▶ **Task objective**: Check each line of the data, and copy those where "Vada" appears.

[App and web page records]
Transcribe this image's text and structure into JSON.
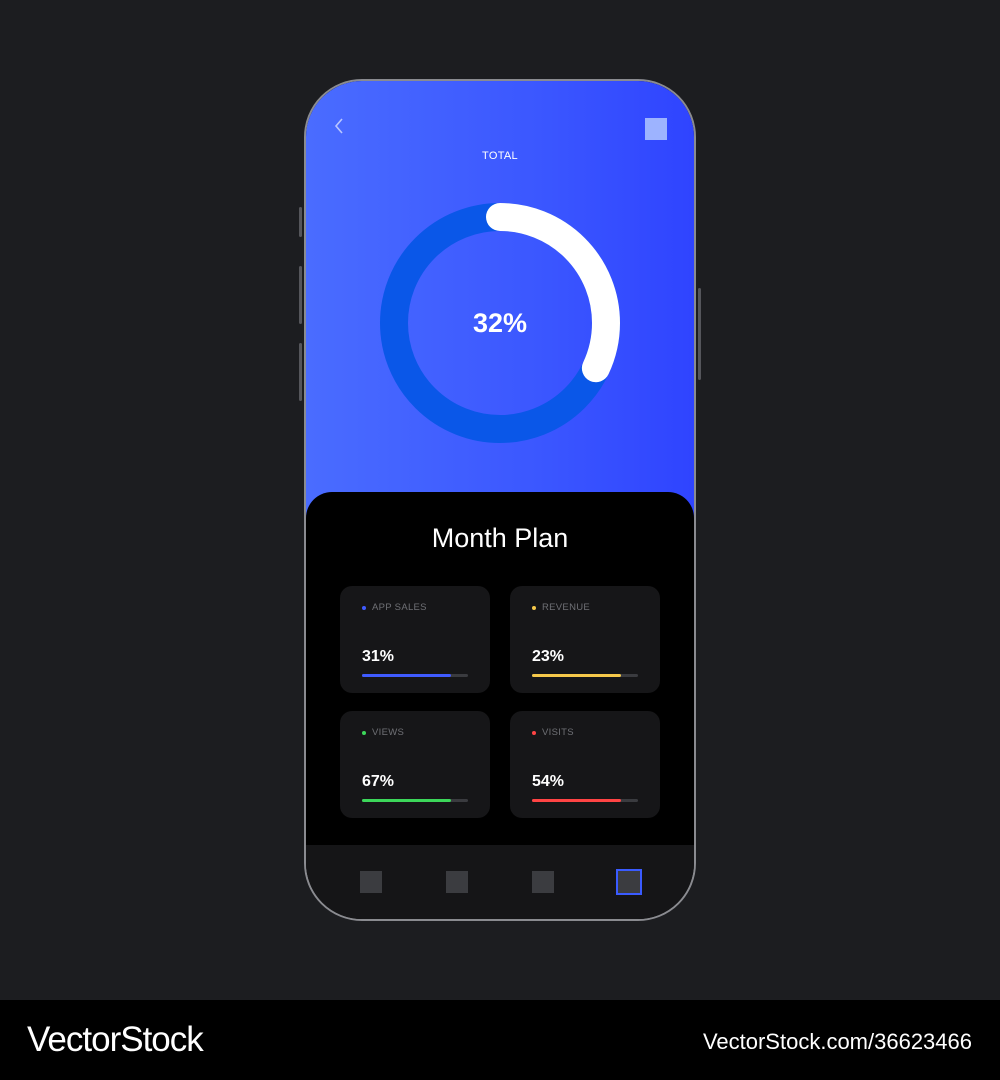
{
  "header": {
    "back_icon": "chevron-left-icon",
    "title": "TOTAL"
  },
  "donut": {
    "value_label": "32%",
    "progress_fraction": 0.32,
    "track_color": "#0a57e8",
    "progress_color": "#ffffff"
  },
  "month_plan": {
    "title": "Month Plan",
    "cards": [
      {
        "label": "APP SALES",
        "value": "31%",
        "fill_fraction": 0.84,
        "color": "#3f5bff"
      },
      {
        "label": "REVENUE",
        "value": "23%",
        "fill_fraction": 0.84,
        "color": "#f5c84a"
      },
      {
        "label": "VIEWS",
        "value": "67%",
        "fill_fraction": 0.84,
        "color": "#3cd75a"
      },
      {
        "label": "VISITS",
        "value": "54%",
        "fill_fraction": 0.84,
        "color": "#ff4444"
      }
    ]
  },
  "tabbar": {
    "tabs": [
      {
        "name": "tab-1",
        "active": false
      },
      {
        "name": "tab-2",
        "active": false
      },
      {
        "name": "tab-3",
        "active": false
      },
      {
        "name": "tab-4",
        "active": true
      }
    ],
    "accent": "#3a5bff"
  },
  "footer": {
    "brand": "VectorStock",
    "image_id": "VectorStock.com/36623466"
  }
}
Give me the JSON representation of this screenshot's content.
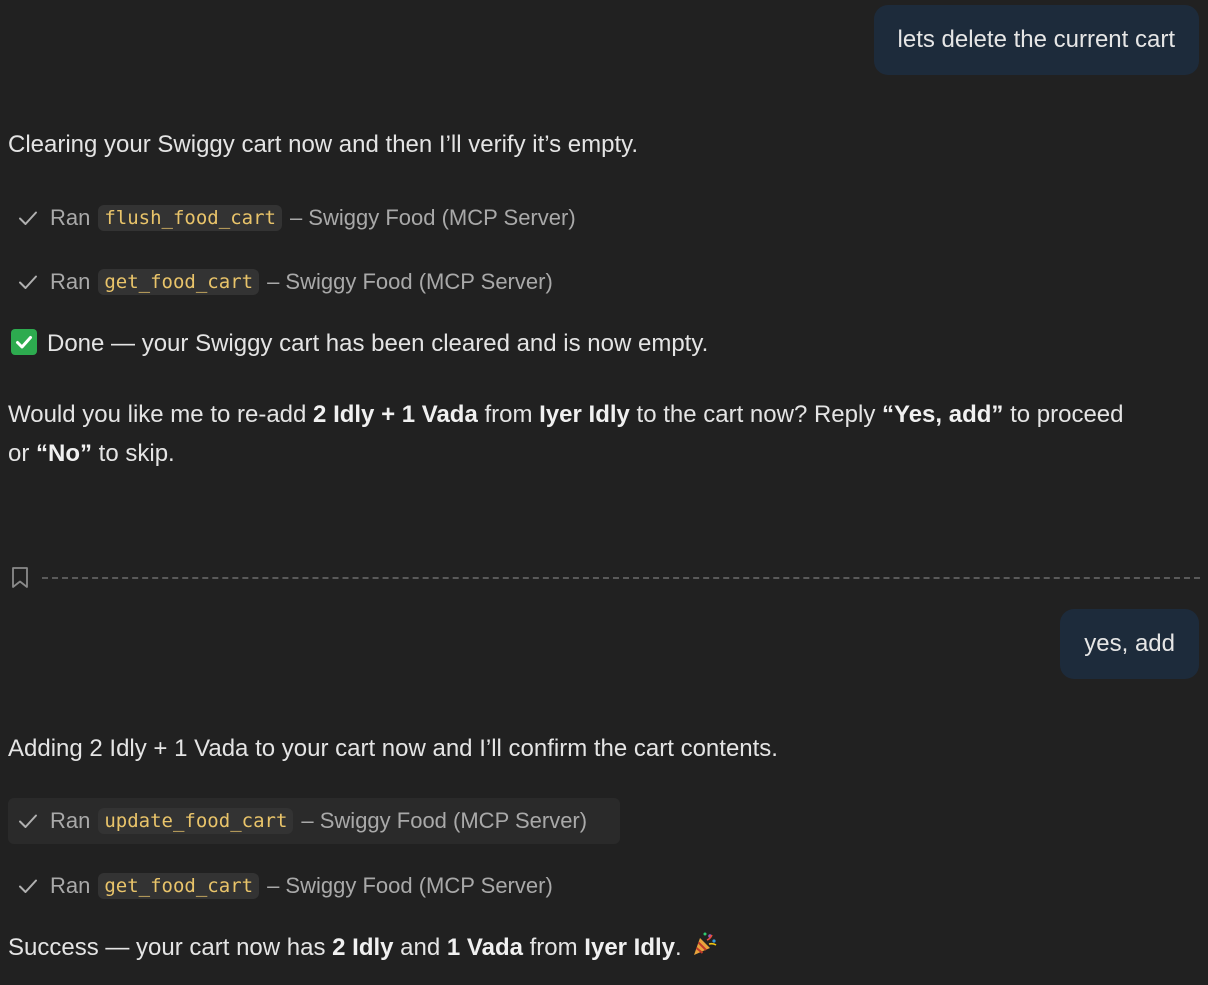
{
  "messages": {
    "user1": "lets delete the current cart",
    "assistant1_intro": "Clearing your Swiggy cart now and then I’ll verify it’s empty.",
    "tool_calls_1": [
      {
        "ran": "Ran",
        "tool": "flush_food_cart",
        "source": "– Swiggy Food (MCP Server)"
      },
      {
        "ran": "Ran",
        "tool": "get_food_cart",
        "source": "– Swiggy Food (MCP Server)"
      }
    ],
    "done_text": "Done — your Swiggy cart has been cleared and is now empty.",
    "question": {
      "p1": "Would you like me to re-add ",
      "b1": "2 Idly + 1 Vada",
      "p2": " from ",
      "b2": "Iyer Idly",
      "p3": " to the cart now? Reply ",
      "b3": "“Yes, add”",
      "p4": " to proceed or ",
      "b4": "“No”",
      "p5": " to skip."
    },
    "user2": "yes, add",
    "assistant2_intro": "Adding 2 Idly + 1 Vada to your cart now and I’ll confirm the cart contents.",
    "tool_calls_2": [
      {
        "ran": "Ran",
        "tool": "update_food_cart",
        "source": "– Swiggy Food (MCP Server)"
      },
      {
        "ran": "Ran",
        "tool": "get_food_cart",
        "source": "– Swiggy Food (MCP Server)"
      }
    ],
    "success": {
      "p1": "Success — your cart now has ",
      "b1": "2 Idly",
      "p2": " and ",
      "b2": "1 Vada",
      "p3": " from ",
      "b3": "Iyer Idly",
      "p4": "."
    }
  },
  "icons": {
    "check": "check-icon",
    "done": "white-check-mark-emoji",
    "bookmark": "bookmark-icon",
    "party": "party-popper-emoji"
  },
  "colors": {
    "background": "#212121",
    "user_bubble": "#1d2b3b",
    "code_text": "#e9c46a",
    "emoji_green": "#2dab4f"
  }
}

▶ **Exercise answer**:
      "b1": "2 Idly + 1 Vada",
    "assistant2_intro": "Adding 2 Idly + 1 Vada to your cart now and I’ll confirm the cart contents.",
      "b2": "1 Vada",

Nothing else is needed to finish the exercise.